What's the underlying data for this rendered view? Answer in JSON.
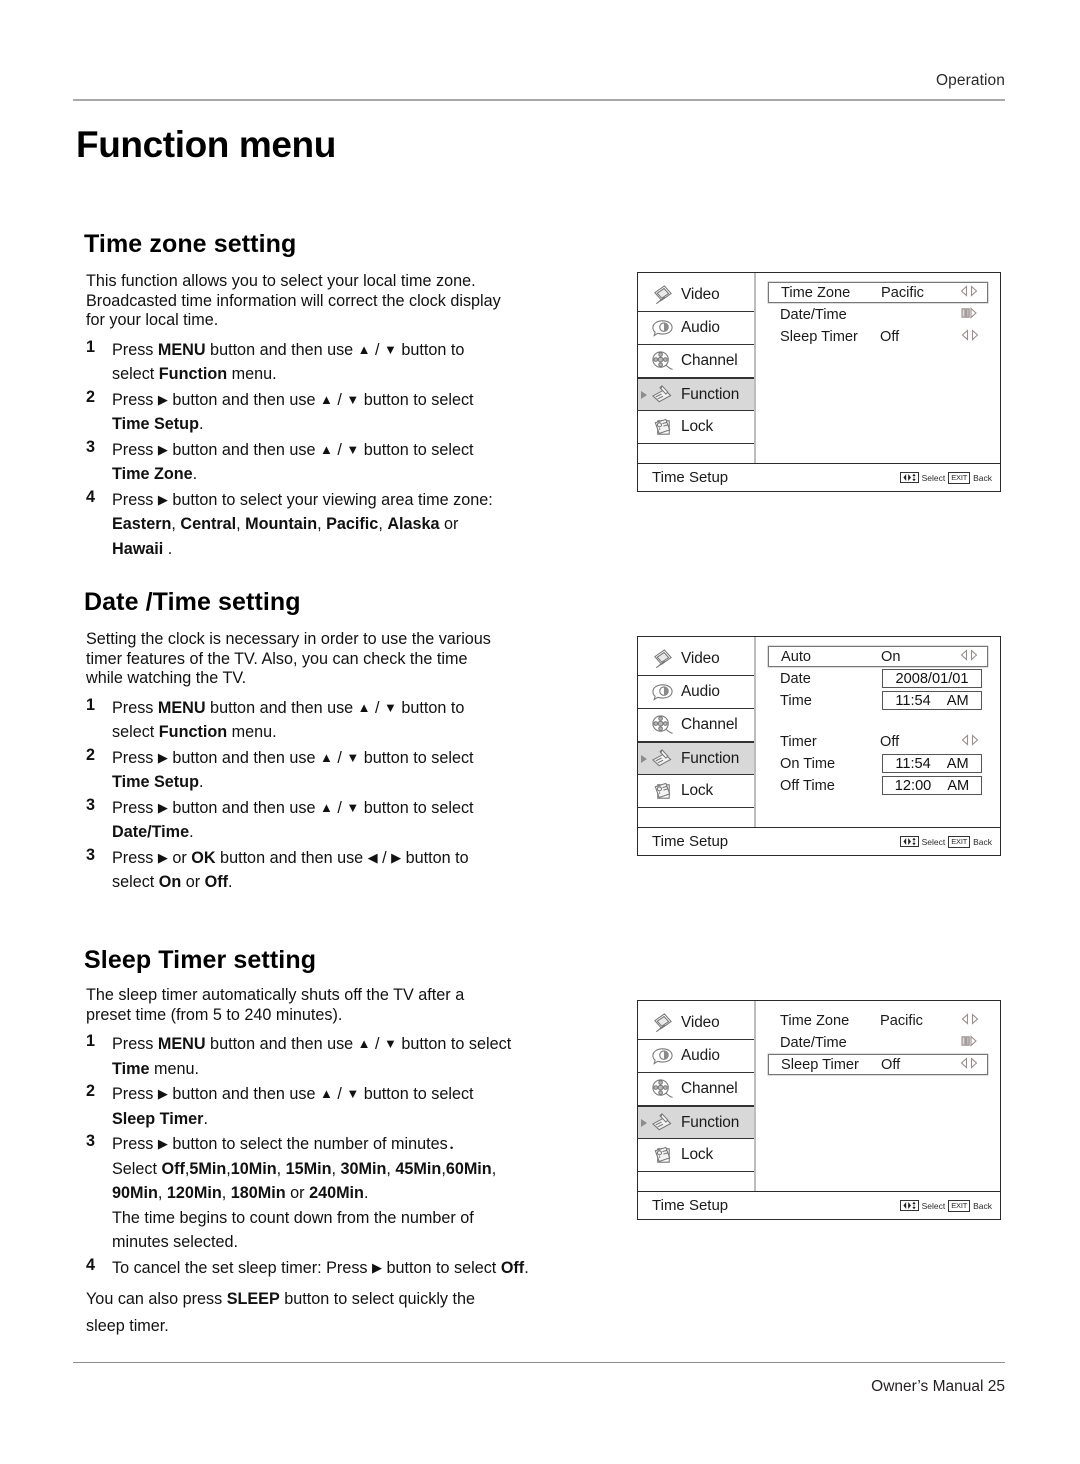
{
  "page": {
    "header_right": "Operation",
    "footer_right": "Owner’s Manual 25",
    "title": "Function menu"
  },
  "sections": [
    {
      "heading": "Time zone setting",
      "intro": [
        "This function allows you to select your local time zone.",
        "Broadcasted time information will correct the clock display",
        "for your local time."
      ],
      "steps": [
        {
          "num": "1",
          "lines": [
            "Press MENU button and then use ▲ / ▼ button to",
            "select Function menu."
          ]
        },
        {
          "num": "2",
          "lines": [
            "Press ▶ button and then use ▲ / ▼ button to select",
            "Time Setup."
          ]
        },
        {
          "num": "3",
          "lines": [
            "Press ▶ button and then use ▲ / ▼ button to select",
            "Time Zone."
          ]
        },
        {
          "num": "4",
          "lines": [
            "Press ▶ button to select your viewing area time zone:",
            "Eastern, Central, Mountain, Pacific, Alaska or",
            "Hawaii ."
          ]
        }
      ]
    },
    {
      "heading": "Date /Time setting",
      "intro": [
        "Setting the clock is necessary in order to use the various",
        "timer features of the TV. Also, you can check the time",
        "while watching the TV."
      ],
      "steps": [
        {
          "num": "1",
          "lines": [
            "Press MENU button and then use ▲ / ▼ button to",
            "select Function menu."
          ]
        },
        {
          "num": "2",
          "lines": [
            "Press ▶ button and then use ▲ / ▼ button to select",
            "Time Setup."
          ]
        },
        {
          "num": "3",
          "lines": [
            "Press ▶ button and then use ▲ / ▼ button to select",
            "Date/Time."
          ]
        },
        {
          "num": "3",
          "lines": [
            "Press ▶ or OK button and then use ◀ / ▶ button to",
            "select On or Off."
          ]
        }
      ]
    },
    {
      "heading": "Sleep Timer setting",
      "intro": [
        "The sleep timer automatically shuts off the TV after a",
        "preset time (from 5 to 240 minutes)."
      ],
      "steps": [
        {
          "num": "1",
          "lines": [
            "Press MENU button and then use ▲ / ▼ button to select",
            "Time menu."
          ]
        },
        {
          "num": "2",
          "lines": [
            "Press ▶ button and then use ▲ / ▼ button to select",
            "Sleep Timer."
          ]
        },
        {
          "num": "3",
          "lines": [
            "Press ▶ button to select the number of minutes．",
            "Select Off,5Min,10Min, 15Min, 30Min, 45Min,60Min,",
            "90Min, 120Min, 180Min or 240Min.",
            "The time begins to count down from the number of",
            "minutes selected."
          ]
        },
        {
          "num": "4",
          "lines": [
            "To cancel the set sleep timer: Press ▶ button to select Off."
          ]
        }
      ],
      "note": [
        "You can also press SLEEP button to select quickly the",
        "sleep timer."
      ]
    }
  ],
  "osd_sidebar": [
    {
      "label": "Video",
      "icon": "video-icon",
      "active": false
    },
    {
      "label": "Audio",
      "icon": "audio-icon",
      "active": false
    },
    {
      "label": "Channel",
      "icon": "channel-icon",
      "active": false
    },
    {
      "label": "Function",
      "icon": "function-icon",
      "active": true
    },
    {
      "label": "Lock",
      "icon": "lock-icon",
      "active": false
    }
  ],
  "osd_footer": {
    "title": "Time Setup",
    "select_label": "Select",
    "exit_key": "EXIT",
    "back_label": "Back"
  },
  "osd_screens": [
    {
      "name": "time-zone-screen",
      "rows": [
        {
          "label": "Time Zone",
          "value": "Pacific",
          "indicator": "leftright-arrows",
          "selected": true,
          "field": false
        },
        {
          "label": "Date/Time",
          "value": "",
          "indicator": "submenu-arrow",
          "selected": false,
          "field": false
        },
        {
          "label": "Sleep Timer",
          "value": "Off",
          "indicator": "leftright-arrows",
          "selected": false,
          "field": false
        }
      ]
    },
    {
      "name": "date-time-screen",
      "rows": [
        {
          "label": "Auto",
          "value": "On",
          "indicator": "leftright-arrows",
          "selected": true,
          "field": false
        },
        {
          "label": "Date",
          "value": "2008/01/01",
          "value2": "",
          "indicator": "",
          "selected": false,
          "field": true
        },
        {
          "label": "Time",
          "value": "11:54",
          "value2": "AM",
          "indicator": "",
          "selected": false,
          "field": true
        },
        {
          "label": "",
          "value": "",
          "indicator": "",
          "selected": false,
          "field": false,
          "spacer": true
        },
        {
          "label": "Timer",
          "value": "Off",
          "indicator": "leftright-arrows",
          "selected": false,
          "field": false
        },
        {
          "label": "On Time",
          "value": "11:54",
          "value2": "AM",
          "indicator": "",
          "selected": false,
          "field": true
        },
        {
          "label": "Off Time",
          "value": "12:00",
          "value2": "AM",
          "indicator": "",
          "selected": false,
          "field": true
        }
      ]
    },
    {
      "name": "sleep-timer-screen",
      "rows": [
        {
          "label": "Time Zone",
          "value": "Pacific",
          "indicator": "leftright-arrows",
          "selected": false,
          "field": false
        },
        {
          "label": "Date/Time",
          "value": "",
          "indicator": "submenu-arrow",
          "selected": false,
          "field": false
        },
        {
          "label": "Sleep Timer",
          "value": "Off",
          "indicator": "leftright-arrows",
          "selected": true,
          "field": false
        }
      ]
    }
  ]
}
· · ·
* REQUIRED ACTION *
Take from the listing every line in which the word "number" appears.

* OUTPUT BELOW *
            "Press ▶ button to select the number of minutes．",
            "The time begins to count down from the number of",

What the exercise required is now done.